other testing agencies. The design density is described by two variables that
must work together to achieve fire control:
Water flowfrom the sprinkler head (how heavy the rainfall of water from open
fire sprinklers)
Total area (the expected size of the fire before it will not continue to grow)
The shortened expression of a common design density for a Light Hazard office
is .1/1500, which is fully expressed as,
" 0.1 GPM per square foot is required to fall from the fire sprinklers onto the fire
over the most remote 1,500 square feet (140 m2) of area, which is the maximum
expected size of a fire in this Light Hazard building area."
A common density required for a warehouse type "big box" store that has higher
flammability items stored on racks to twenty feet high is .6/2000. Note that the
density of water to fall per square foot is six times heavier than an office, and
the expected fire size is larger.
Storage warehouses commonly use a newer technology type fire
sprinkler, ESFR (early suppression fast response), which have discharge
requirements not based on design densities, and which are designed
to extinguish a fire before the arrival of the fire department.
The water available is verified by means of a water flow test (opening a fire

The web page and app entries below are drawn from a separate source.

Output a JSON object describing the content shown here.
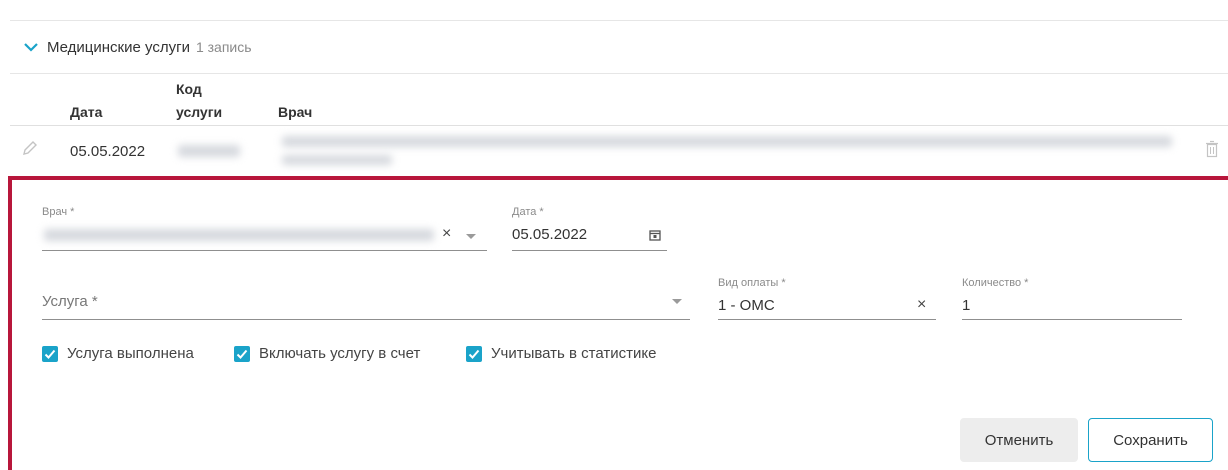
{
  "section": {
    "title": "Медицинские услуги",
    "count": "1 запись"
  },
  "table": {
    "headers": {
      "date": "Дата",
      "code_line1": "Код",
      "code_line2": "услуги",
      "doctor": "Врач"
    },
    "rows": [
      {
        "date": "05.05.2022"
      }
    ]
  },
  "form": {
    "doctor_label": "Врач *",
    "date_label": "Дата *",
    "date_value": "05.05.2022",
    "service_placeholder": "Услуга *",
    "payment_label": "Вид оплаты *",
    "payment_value": "1 - ОМС",
    "quantity_label": "Количество *",
    "quantity_value": "1",
    "clear_symbol": "×",
    "checkboxes": [
      {
        "label": "Услуга выполнена",
        "checked": true
      },
      {
        "label": "Включать услугу в счет",
        "checked": true
      },
      {
        "label": "Учитывать в статистике",
        "checked": true
      }
    ],
    "cancel_label": "Отменить",
    "save_label": "Сохранить"
  },
  "colors": {
    "accent": "#1aa3c9",
    "edit_border": "#b8163b",
    "cancel_bg": "#ededed"
  },
  "icons": [
    "chevron-down-icon",
    "pencil-icon",
    "trash-icon",
    "calendar-icon",
    "check-icon",
    "close-icon",
    "dropdown-caret-icon"
  ]
}
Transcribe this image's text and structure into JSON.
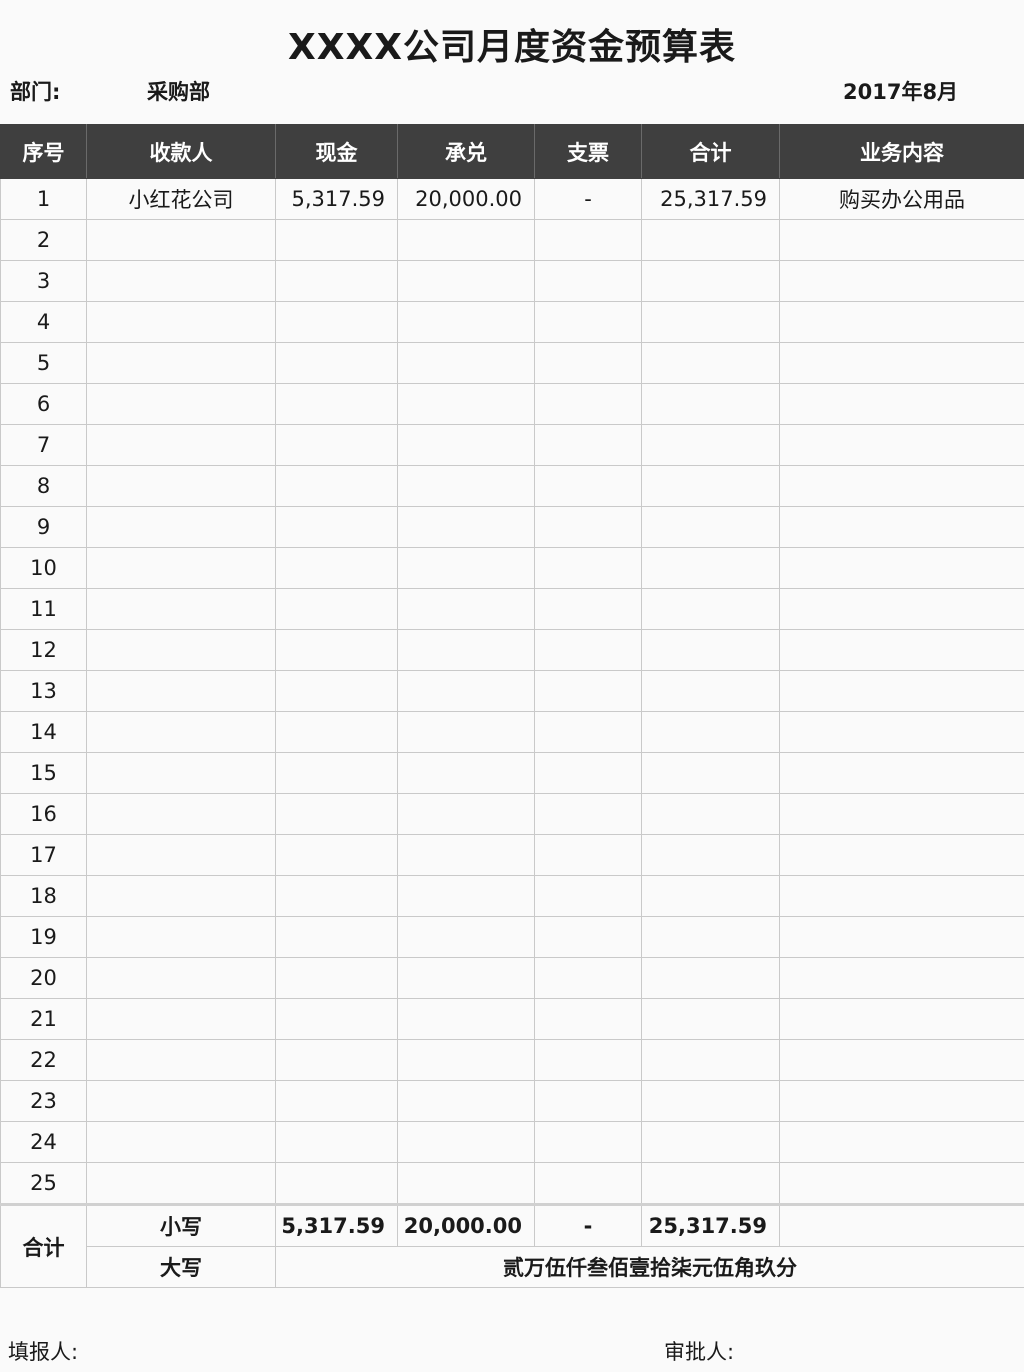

hydrant and recording the water pressures and gallons flow per minute).